Problem description: For the word "Ctrl", search the records and show each line in which it occurs.

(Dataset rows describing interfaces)
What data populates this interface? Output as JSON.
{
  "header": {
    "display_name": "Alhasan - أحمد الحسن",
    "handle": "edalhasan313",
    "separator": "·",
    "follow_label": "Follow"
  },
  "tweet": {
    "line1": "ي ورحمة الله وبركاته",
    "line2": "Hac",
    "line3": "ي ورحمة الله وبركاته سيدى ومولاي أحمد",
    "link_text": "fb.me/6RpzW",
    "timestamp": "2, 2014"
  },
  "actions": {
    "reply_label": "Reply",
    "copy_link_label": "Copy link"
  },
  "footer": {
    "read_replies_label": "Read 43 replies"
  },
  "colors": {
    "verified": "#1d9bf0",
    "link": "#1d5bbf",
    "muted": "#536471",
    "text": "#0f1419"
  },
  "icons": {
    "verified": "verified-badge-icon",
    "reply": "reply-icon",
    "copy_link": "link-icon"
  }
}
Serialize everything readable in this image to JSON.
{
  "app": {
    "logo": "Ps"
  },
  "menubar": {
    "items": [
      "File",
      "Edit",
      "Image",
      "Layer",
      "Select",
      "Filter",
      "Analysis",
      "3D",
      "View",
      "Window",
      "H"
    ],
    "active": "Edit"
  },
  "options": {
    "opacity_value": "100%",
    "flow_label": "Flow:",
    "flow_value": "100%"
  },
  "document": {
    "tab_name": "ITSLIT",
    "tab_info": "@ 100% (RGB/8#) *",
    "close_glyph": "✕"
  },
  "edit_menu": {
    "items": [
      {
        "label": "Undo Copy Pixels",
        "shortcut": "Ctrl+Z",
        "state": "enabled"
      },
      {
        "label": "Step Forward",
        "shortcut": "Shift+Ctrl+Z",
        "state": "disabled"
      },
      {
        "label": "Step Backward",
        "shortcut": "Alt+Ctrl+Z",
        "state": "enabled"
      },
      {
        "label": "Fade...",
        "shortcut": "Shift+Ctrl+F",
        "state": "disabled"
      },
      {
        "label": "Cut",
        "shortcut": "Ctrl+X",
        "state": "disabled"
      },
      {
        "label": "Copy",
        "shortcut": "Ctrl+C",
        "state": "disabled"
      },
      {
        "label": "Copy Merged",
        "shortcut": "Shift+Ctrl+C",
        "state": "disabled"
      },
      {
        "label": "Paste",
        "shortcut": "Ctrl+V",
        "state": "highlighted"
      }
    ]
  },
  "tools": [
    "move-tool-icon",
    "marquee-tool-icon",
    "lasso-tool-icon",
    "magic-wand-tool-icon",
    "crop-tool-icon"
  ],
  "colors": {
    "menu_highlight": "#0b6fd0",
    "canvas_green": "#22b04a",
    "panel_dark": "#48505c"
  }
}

Exercise output:
        "shortcut": "Ctrl+Z",
        "shortcut": "Shift+Ctrl+Z",
        "shortcut": "Alt+Ctrl+Z",
        "shortcut": "Shift+Ctrl+F",
        "shortcut": "Ctrl+X",
        "shortcut": "Ctrl+C",
        "shortcut": "Shift+Ctrl+C",
        "shortcut": "Ctrl+V",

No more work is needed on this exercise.